If after five years the organization has given away 50 million toothbrushes, but can’t say anything comprehensive about the impact of their program on oral hygiene (besides the odd thank you email received from program beneficiaries and self-report data), what value can we say the program has added to the world?

Is it sufficient to make the claim, “We gave away all these toothbrushes… surely *someone* is brushing their teeth.” Would you want your local legislature to fund a program based on this evidence? If you ran a foundation, would you give money to a program based on this evidence?

I think OER are like toothbrushes.

Once upon a time there was a university. This organization applied for and received a large, multi-year grant to give away OER. They launched the project, and soon 10s of 1000s of people were visiting the website and downloading OER.

Now, is the program a success? I suppose it depends on whether “distributing OER” is seen as an end in itself, or if “distributing OER” is seen only as a means to the end of facilitating learning.

If distribution is the goal, the program is clearly a success.

If facilitating learning is the goal, the program faces several challenges:

– OER don’t teach people how to study. Some support is necessary if you’re going to use the OER effectively.
– OER doesn’t insure that people will actually engage in the behavior of studying.
– OER don’t guarantee that you will also have access to social support, commonly believed to be necessary for effective learning.
– Study normally takes place in a private space (like a classroom, an LMS, or a bedroom), so direct observation isn’t practical.
– Because the organization has no idea who visited the site or downloaded the OER, they can’t reach back out to people later to find out if people learned.
– Even if they could reach out to these people, increases in learning are most accurately judged by a professional, but these educational data are legally protected. Self-assessments of learning are demonstrably unreliable.

If after five years 50 million people have visited the site or downloaded OER, but can’t say anything comprehensive about the impact of their program on learning (besides the odd thank you email received from program beneficiaries and self-report data), what value can we say the program has added to the world?

The same argument could be made for mosquito nets, HIV medication, and a variety of other distribution programs typically funded by charitable foundations. Distribution metrics alone cannot be a sufficient demonstration of value. The real goals are to prevent people from contracting malaria or dying from AIDS. If these end goals aren’t being realized, or if we can’t demonstrate persuasively that they are being realized, then regardless of the extent of distribution can we say these programs are succeeding?

Now, I’m afraid that Steve will think that the university in this story is MIT and the program is MIT OCW. But it’s not. This story (and this entire series of posts questioning the value of OER) isn’t about throwing stones at MIT. The analogy is a commentary on an entire generation of OER projects.
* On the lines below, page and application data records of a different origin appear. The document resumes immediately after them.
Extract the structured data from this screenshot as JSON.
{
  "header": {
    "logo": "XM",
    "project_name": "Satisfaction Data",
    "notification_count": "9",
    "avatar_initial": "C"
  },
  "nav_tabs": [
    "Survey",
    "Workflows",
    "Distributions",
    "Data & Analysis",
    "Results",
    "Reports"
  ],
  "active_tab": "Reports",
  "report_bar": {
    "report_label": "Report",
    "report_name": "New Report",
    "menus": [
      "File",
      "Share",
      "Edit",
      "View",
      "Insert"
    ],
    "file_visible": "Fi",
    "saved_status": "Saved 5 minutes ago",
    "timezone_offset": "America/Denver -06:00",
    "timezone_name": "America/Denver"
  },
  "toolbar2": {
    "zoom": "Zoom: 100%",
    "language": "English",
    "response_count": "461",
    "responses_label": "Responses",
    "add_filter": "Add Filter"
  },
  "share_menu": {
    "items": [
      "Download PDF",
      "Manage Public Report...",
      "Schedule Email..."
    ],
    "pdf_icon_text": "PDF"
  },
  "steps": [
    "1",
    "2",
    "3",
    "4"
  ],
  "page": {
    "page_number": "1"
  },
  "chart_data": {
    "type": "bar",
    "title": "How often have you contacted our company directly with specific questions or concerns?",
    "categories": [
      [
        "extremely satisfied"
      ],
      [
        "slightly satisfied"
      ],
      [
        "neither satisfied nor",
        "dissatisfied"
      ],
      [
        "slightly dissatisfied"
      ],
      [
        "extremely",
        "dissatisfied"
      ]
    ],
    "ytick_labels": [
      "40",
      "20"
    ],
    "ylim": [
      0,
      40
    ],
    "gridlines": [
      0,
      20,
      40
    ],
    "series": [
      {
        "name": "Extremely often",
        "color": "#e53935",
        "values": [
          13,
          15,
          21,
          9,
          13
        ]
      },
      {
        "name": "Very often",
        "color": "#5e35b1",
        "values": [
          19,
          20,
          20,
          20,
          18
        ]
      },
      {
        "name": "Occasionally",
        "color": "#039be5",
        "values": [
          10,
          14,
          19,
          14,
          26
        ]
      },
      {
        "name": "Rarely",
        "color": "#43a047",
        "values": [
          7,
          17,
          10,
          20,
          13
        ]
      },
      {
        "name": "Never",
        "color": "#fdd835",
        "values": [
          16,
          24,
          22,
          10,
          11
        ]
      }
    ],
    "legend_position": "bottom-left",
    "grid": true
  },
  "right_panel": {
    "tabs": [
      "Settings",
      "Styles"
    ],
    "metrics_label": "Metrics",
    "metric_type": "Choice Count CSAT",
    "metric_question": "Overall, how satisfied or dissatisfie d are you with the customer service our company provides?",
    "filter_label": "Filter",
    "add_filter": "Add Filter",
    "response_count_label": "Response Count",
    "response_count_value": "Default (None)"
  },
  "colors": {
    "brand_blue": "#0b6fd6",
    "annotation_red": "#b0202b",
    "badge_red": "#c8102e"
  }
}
Many of you are thinking at this point, “Well, your problem is you’ve defined OER as a distribution program.” But for many of the first generation OER programs, distribution seems to be the primary goal (as supposed to facilitating learning, decreasing costs, improving retention, etc.). Inasmuch as this is true, I suppose many of these programs are a smashing success by their original standard.

I love the idea of OER as toothbrush because it highlights the fact that OER only increase a person’s *capacity* to learn. The analogy highlights the fact that each individual who encounters OER must still choose to engage in actions made possible by this increased capacity. If they don’t act in these newly possible ways, they have for all intents and purposes not encountered OER. I’m making a claim similar to Twain’s, “A person who won’t read has no advantage over one who can’t read.” It becomes paramount, therefore, to understand the specific ways in which OER provide individuals with access to previously unavailable capacities. But that is a topic for another post.

For now, let it suffice to say that OER are like a toothbrush. A toothbrush can be super valuable. But very often they’re not.